Businesses that want to supply both the UK and EU market (which includes Northern Ireland) may have two marks on their products; a CE mark for European customers and a UKCA mark for British customers.

 

The EU accepts it is possible to have both marks on one piece of wood, but it is not yet clear if all EU member states will accept this view, so please check that country’s rules before dual marking.

 

There are also several criteria that must be fulfilled if you are to dual mark and successfully place your products on both markets.

 

These are:
– The marks must be distinct.
– Kept separate.
– Supported by separate factory production control (FPC) certification systems.
– Have separate declarations of performance.

Advice for exporters

UK Manufacturers have been applying CE marks to construction products for many years and therefore in most cases will already have the systems and necessary certification from an EU Notified Body to allow this process to continue.

 

To supply the UK and EU markets in future it will be necessary for UK Manufacturers to do ONE of two things:

 

1) Engage with a UK Approved Body directly and have two separate factory production control (FPC) systems and two different sets of auditing

OR;

2) Speak to their existing EU Notified Body to ask them to sign a subcontract with a UK Approved Body to audit two (FPC) systems which are currently identical.

Find a UK Approved Body

Advice for importers

The diagram below illustrates the due diligence steps the importer must conduct to ensure products placed on the market conform with their declared performances.

If your supplier wants to place timber products on the UK market, your supplier must do ONE of two things:

 

1) Engage with a UK Approved Body directly and have two separate factory production control (FPC) systems and two different sets of auditing,

OR;

2) Speak to their existing EU Notified Body to ask them to sign a subcontract with a UK Approved Body to audit two (FPC) systems which are currently identical.

Example: Some EU suppliers are asking their Notified Body to sign a subcontract with a UK Approved Body.

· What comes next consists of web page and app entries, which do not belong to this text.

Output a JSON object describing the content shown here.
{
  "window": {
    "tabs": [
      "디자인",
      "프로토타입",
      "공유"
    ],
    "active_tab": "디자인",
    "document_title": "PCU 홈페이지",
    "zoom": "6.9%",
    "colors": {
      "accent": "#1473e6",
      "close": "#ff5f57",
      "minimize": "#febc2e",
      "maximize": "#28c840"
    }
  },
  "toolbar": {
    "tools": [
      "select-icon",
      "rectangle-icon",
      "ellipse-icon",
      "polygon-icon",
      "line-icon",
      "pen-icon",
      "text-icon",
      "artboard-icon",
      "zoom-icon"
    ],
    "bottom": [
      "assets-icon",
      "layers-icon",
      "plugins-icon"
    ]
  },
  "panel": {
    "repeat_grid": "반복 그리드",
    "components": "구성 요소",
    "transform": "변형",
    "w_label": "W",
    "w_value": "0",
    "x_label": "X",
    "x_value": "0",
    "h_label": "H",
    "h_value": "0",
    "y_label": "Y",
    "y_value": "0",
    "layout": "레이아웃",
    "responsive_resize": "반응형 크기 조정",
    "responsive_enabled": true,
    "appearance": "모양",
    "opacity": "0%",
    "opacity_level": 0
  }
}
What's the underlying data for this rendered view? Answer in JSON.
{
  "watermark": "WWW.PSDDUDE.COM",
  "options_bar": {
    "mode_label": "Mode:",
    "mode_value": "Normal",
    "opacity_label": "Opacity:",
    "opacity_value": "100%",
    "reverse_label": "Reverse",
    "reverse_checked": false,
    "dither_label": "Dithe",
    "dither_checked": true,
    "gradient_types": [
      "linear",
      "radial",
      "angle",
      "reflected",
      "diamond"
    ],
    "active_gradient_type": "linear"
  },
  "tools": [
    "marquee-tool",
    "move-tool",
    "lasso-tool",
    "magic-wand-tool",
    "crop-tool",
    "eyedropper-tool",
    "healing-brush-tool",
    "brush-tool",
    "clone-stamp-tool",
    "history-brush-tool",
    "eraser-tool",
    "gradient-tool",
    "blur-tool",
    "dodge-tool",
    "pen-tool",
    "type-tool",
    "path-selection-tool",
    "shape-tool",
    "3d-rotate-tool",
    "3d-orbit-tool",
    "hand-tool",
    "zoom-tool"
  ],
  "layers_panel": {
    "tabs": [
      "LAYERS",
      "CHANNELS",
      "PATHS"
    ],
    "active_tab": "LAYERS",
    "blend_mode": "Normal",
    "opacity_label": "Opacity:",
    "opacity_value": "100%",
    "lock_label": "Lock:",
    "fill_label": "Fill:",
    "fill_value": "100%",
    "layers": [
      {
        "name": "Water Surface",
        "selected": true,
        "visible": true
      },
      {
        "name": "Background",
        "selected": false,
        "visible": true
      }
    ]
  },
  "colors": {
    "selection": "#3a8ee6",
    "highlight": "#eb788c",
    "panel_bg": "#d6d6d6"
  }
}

This is the case in Sweden where many Swedish mills now have the opportunity to apply UKCA marks to structural softwood thanks to a subcontract agreement.

Find a UK Approved Body

Technical: European Assessment Document

A European Assessment Document (EAD) is a harmonised technical specification developed by EOTA as the basis for European Technical Assessments (ETAs).

 

The EAD provides manufacturers with a route to achieve CE marking for construction-products not covered by a harmonised European standard (hEN) under the Construction Products Regulation (EU) 305/2011.

 

Products that currently use European assessment documentation include CLT products, I-Joists, Metal Web Joists and a number of other engineered wood products.

 

The EU and EOTA hold EAD copyright and EOTA have only recently given UK permission for the use of EADs that had been published before the UK left the EU.

 

This now requires a cross licensing agreement to be drawn up between EOTA and the specific UK TABs who will make use of these documents.

 

Although progress has been made on this issue, what this means in practice and how it will function still needs to be established. Therefore, the time-scale for UKCA marking on such products is still unknown.

More information on European Assessment Document

FOR MORE INFORMATION VISIT OUR BREXIT PAGE